As a result of the pandemic, many of us are paying greater attention to our personal health than ever before. While self-care was previously seen as a luxury that involved occasionally indulging oneself as a treat, it’s come to be viewed as a daily requirement, essential to both physical and mental health.
Indeed, wellness is now a dominant consumer value around the world—and a key driver for the travel and tourism industry. According to a 2021 report, the Global Wellness Institute expects our increasing emphasis on well-being and work-life balance to power a 21% annual growth rate in wellness tourism as we approach 2025. Hoteliers are responding with an abundance of health-related amenities, including on-site experts, meditation classes and personalized spa services.
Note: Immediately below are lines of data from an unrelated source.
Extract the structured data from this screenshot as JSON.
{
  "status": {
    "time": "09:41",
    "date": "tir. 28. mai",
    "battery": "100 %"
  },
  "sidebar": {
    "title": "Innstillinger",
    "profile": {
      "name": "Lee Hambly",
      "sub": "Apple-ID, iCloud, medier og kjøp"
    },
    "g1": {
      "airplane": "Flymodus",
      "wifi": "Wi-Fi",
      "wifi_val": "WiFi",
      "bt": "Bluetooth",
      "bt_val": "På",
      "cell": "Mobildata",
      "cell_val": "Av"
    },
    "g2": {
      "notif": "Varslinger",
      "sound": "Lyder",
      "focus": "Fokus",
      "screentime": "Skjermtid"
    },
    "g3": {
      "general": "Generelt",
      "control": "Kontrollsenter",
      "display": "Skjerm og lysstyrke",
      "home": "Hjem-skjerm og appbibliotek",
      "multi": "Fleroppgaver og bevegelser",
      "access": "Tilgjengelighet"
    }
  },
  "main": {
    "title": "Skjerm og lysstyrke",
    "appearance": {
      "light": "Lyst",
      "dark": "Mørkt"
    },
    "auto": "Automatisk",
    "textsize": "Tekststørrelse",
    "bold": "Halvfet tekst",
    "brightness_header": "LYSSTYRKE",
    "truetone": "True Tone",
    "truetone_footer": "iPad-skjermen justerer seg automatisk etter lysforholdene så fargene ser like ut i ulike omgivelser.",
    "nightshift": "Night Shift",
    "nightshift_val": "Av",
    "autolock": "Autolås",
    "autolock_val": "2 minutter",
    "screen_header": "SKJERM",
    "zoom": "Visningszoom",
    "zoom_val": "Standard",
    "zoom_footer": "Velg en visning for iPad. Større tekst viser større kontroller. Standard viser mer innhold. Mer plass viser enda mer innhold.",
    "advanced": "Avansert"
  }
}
Many are also ramping up offerings related to another key consideration with particular relevance for hotels: sleep.
As the Centers for Disease Control and Prevention emphasizes, “Getting enough sleep is not a luxury—it is something people need for good health.” If we’re deficient in this regard, it can weaken our immune system, making us more likely to catch a cold. Research also links sleep deprivation with more serious conditions, including type-2 diabetes, high blood pressure, heart disease, cancer and obesity. Additionally, lack of quality slumber affects our brains, accelerating aging and increasing risk of dementia, depression, anxiety and generally ‘fuzzy thinking.’ Alarmingly, drowsy driving is likely responsible for around 6,000 fatal crashes per year in the United States alone.
Today’s health-conscious guests expect their chosen property to provide them with a good night’s rest. In fact, a TripAdvisor survey found 55% look for reviews that specifically mention sleep quality before they make a reservation. However, there is one issue that often deters guests from booking their stay: noise.
For decades, noise has ranked among the top guest complaints across all property types, and is known to disrupt sleep by preventing onset, prompting shifts to lighter stages, and causing awakenings. However, the solution to this issue might come as a surprise to those unfamiliar with the science of acoustics.
Studies show the likelihood a noise will disrupt an occupant largely depends on how much change it causes in their room’s typical ambient conditions. The greater the change, the harder it is for them to ignore, even while asleep. The ambient level in most guestrooms is often just 28 to 33 A-weighted decibels. In these “pin-drop” environments, just about any noise—even normal conversation in the hallway—creates a significant change.
Guests can be made more comfortable by taking a simple step that initially seems to contradict the goal of reducing noise: increase their room’s background sound level using sound masking technology. Although often compared to softly blowing air, the sound produced by a commercial-grade sound masking device follows a specific spectrum developed by the National Research Council to balance the need for acoustic control with that of occupant comfort. It covers a variety of noises and reduces the disruptive impact of others, creating a less variable—and, therefore, more comfortable—sleeping environment.
The rapidly growing demand for such wellness offerings provides abundant opportunities as hotels continue to recover from the pandemic. Equipping your guestrooms with sound masking will ensure your guests get the “healthy dose” of sleep they need to feel refreshed and rejuvenated—and singing your property’s praises, rather than anxiously awaiting their return home.
This information was contributed by K.R. Moeller Associates Ltd., designer and manufacturer of MODIO Guestroom Acoustic Control sound masking technology. To learn more about MODIO, or to request a demo, visit www.modio.audio.